If you add water, clear any debris, and prime your pump and it is still making a noise that sounds like rocks beating around in your pump, then you may want to check of the housing of the pump. If the base is uneven due to the ground settling after instillation, then level out the ground and this should balance the housing and the annoying noise should go away.
If balancing your housing isn’t the problem, then there may be debris caught inside the pump causing the motor to work harder and make noise. To check this first turn off your filter, unplug the pump, and open the basket lid. Check inside for any sediment (rocks, leaves, dirt, etc.…) that may have settled in there. If you find any debris, simply clean out the basket, rinse it down with a hose, and your noise troubles should go away.
If you are still hearing the noise the issue could be with the impeller. Without plugging your pump back in yet, pull out the pump basket and reach into the tube between the basket and the impeller. Check the impeller to if it is clogged or uneven as either of these issues will cause the noise. If it is clogged take a pair of pliers and bend a piece of coat hanger into the shape of a hook and use it to remove the debris. Sometimes the impeller may be uneven or wobbling, if this is the case then you may have to have it worked on by a professional or simply replaced.
Finally, if your pool pump still sounds like shaking a box of rocks then the problem could be what is referred to cavitation. This is unfortunately a serious problem as it is caused when the pump sucks in not only water, but air as well. If your pool levels have been low for a long time and the pump has been running dry then it is possible that this has caused the water left in the pump to heat up to a boil causing steam to rise and possibly melt parts of the pump such as it’s inner lining. At this point it may be best just to replace the pump.

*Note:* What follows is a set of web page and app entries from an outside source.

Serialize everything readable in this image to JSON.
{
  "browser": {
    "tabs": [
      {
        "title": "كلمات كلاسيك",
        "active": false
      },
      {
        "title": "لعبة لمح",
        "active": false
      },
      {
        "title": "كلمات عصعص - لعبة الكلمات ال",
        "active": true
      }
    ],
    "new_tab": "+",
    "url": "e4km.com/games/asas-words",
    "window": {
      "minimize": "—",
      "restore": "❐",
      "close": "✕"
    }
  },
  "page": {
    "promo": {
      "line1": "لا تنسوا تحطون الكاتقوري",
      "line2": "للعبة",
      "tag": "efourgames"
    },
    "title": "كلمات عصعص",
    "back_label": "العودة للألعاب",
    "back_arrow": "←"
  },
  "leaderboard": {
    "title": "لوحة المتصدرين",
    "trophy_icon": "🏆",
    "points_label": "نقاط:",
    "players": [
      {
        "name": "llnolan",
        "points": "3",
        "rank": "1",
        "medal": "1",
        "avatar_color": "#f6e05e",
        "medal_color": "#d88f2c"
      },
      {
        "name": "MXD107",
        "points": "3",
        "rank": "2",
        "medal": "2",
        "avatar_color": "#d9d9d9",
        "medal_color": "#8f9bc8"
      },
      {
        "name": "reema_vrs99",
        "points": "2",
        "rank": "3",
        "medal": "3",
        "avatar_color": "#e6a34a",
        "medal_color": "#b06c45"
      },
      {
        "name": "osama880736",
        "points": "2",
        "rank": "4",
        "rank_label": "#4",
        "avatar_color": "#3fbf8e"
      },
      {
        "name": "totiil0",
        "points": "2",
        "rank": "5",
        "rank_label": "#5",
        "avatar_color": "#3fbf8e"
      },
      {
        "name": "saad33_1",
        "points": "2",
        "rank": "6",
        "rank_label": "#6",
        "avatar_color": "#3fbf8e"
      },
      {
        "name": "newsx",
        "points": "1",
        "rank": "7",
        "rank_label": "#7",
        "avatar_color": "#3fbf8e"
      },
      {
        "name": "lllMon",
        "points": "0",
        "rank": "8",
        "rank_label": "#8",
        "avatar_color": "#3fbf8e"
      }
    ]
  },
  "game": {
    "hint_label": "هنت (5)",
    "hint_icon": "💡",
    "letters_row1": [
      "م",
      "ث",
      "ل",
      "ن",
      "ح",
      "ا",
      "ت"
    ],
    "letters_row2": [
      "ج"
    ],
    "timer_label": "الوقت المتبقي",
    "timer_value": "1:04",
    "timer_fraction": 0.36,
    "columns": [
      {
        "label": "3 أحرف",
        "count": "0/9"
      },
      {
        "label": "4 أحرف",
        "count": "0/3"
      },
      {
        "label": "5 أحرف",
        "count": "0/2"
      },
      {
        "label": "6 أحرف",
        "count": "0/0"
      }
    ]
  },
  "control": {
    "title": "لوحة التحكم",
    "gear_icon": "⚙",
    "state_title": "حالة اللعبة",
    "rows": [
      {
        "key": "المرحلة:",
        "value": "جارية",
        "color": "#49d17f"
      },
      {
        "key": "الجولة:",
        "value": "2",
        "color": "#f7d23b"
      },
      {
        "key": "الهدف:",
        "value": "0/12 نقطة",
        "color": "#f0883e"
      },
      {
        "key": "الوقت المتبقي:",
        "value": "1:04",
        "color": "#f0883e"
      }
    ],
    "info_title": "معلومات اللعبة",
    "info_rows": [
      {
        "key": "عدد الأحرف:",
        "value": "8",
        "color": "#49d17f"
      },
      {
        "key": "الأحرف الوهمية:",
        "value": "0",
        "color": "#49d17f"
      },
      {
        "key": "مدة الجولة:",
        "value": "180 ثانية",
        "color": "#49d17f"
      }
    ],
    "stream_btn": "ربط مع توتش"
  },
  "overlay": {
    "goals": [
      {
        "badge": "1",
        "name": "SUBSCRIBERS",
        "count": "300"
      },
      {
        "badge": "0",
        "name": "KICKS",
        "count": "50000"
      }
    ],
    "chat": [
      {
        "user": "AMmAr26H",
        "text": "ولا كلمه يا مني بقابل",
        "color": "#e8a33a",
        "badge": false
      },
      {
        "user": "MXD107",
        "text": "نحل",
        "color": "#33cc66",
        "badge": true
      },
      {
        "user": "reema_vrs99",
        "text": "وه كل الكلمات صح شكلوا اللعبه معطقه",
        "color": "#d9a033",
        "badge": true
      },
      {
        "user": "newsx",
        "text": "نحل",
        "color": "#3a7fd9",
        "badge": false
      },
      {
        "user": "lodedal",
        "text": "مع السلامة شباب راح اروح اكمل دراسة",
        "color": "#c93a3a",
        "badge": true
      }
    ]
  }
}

If the noise coming from your pump sounds more like a screeching sound than a box of rocks, then the bearings on the motor are the most likely issue. If you have worn out bearings, you will either need to replace them or replace the entire motor. The bearings are inexpensive to replace, however, the labor to replace them is quite intense as it requires a special tool to remove the bearings and two different bearing sizes. Before you give up thinking you are going to have to call a professional there is an old school trick to try. Take a hammer and tap the top of the motor casing a few times, sometimes this dislodges the built-up rust inside the motor and can fix the problem.
If in the end you decide you would just like to replace the pump altogether then we have a few options, we can suggest for you.
First, if you are interested in a pump that is both quiet and has a specific horsepower then we suggest an In-Ground Pool Pump as it comes in a wide range of horsepower and has been specially designed for volume. This pump includes a three-year warranty and can solve all of your pump noise issues.
Second, if you have more of a horsepower issue then the Blue Torrent 1.5 HP Typhoon In-Ground Pump is the one to buy. It has a larger horsepower yet won’t overwhelm your filtration system.
Finally, if quiet and economical are what you are looking for then the Energy Star Variable Speed In-Ground Pool Pump may be your dream come true. It is a variable speed pump that makes the least noise of any pump on the market as well as being energy efficient saving you loads of in energy costs. Combine that with the lifetime warranty and you will wonder why you don’t already own this pump.